Your goal:
Count how many lines of the data include the string "yiqisi", then say that number and stop.

Data provided:
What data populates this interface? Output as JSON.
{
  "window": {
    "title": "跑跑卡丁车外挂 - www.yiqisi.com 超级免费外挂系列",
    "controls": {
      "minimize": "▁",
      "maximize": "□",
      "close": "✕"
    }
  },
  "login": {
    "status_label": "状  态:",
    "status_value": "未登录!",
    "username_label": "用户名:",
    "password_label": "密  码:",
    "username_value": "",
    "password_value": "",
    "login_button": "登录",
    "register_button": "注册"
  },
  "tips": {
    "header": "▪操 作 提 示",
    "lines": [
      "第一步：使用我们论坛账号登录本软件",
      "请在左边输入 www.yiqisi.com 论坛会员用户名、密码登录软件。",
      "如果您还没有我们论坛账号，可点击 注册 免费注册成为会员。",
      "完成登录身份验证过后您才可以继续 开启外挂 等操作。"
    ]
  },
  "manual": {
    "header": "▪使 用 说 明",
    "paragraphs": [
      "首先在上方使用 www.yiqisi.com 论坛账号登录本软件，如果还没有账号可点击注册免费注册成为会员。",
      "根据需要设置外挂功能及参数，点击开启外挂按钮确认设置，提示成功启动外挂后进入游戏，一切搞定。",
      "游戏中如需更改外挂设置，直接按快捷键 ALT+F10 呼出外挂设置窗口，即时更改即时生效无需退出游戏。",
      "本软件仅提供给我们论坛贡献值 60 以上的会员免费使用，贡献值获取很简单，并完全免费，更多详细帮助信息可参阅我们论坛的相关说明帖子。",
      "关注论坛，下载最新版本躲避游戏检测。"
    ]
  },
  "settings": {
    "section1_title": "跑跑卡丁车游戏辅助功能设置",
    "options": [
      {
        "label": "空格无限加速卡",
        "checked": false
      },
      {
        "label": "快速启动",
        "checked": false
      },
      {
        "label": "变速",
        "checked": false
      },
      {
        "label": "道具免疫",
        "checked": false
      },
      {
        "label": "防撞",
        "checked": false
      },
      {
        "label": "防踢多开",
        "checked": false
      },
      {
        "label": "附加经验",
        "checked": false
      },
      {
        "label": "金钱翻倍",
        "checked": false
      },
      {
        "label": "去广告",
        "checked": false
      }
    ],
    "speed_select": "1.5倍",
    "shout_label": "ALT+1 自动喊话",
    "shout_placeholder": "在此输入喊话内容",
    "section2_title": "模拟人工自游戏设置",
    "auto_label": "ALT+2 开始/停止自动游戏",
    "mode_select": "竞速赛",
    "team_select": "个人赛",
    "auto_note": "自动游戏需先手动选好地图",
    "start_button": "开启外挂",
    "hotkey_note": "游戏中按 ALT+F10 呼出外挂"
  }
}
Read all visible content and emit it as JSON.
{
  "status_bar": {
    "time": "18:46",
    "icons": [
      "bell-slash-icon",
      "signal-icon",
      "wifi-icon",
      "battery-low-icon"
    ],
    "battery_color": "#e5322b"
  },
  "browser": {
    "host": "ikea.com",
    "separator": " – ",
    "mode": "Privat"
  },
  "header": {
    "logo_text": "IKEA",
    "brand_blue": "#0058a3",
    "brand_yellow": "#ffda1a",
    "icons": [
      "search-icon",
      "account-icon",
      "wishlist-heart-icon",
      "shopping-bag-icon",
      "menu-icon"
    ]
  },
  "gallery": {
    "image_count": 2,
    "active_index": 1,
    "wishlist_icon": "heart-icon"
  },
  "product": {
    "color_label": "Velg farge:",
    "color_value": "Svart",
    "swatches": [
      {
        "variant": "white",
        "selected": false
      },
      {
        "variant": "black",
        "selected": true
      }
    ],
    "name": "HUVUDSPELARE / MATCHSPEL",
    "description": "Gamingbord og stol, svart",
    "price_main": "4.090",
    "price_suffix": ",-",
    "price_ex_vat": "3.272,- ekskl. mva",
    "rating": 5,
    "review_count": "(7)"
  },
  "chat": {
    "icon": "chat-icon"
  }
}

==

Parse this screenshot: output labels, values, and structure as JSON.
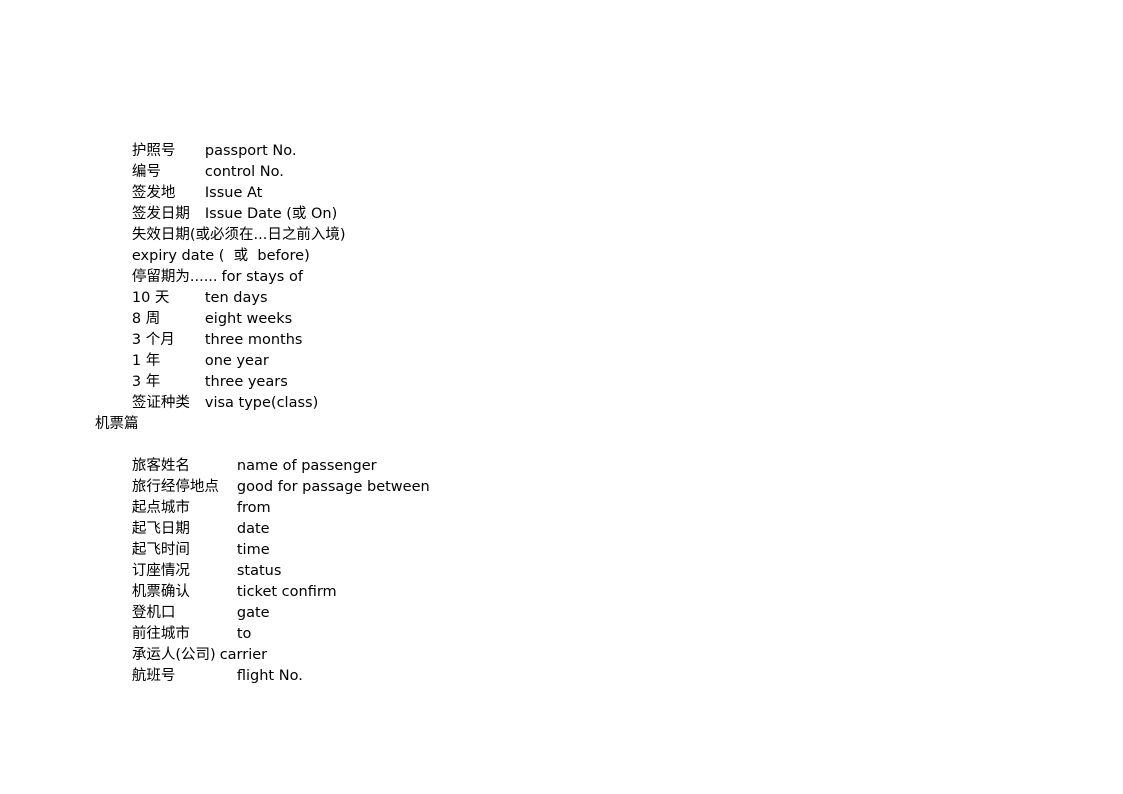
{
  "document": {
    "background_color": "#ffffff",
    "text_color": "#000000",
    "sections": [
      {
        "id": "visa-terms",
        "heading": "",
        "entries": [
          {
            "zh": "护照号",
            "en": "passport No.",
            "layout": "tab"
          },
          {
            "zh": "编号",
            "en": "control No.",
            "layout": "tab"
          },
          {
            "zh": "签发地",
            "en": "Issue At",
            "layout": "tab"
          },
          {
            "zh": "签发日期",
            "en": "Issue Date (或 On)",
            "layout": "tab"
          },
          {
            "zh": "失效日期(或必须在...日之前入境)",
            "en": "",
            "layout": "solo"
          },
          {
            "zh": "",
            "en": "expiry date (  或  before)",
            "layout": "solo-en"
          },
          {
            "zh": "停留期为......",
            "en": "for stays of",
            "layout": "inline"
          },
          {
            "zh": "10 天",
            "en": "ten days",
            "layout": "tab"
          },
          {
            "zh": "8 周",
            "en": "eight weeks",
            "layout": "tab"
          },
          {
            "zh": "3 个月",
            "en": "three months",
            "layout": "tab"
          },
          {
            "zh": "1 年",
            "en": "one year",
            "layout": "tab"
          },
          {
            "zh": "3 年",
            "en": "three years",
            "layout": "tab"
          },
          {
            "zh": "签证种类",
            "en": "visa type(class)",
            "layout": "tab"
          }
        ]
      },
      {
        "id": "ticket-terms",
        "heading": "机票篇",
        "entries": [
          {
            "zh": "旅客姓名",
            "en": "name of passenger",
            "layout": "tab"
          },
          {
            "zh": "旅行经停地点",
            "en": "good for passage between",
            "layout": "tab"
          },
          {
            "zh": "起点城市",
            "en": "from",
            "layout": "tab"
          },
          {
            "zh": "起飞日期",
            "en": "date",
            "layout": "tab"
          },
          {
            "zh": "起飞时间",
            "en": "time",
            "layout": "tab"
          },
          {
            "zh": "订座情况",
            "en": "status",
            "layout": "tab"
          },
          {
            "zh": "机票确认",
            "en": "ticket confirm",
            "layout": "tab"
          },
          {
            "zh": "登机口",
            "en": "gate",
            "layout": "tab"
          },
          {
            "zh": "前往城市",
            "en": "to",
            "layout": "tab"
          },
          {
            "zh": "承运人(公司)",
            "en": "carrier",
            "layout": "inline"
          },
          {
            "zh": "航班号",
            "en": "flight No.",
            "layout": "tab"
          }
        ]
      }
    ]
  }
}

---

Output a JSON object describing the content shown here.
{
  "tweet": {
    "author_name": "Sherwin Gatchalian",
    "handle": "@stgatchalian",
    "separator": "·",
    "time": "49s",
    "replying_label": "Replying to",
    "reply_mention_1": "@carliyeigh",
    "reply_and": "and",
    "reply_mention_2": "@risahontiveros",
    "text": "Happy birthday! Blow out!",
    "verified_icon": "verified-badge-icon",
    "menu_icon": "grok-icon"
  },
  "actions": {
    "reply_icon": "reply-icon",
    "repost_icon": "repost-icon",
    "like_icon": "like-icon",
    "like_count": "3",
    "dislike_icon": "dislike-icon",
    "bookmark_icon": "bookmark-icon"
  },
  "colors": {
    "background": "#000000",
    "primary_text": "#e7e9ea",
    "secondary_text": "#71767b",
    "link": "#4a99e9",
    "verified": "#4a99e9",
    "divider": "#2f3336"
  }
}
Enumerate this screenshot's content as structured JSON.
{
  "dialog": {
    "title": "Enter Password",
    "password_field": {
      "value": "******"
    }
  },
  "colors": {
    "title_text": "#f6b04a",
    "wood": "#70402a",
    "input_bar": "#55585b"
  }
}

Written reply:
3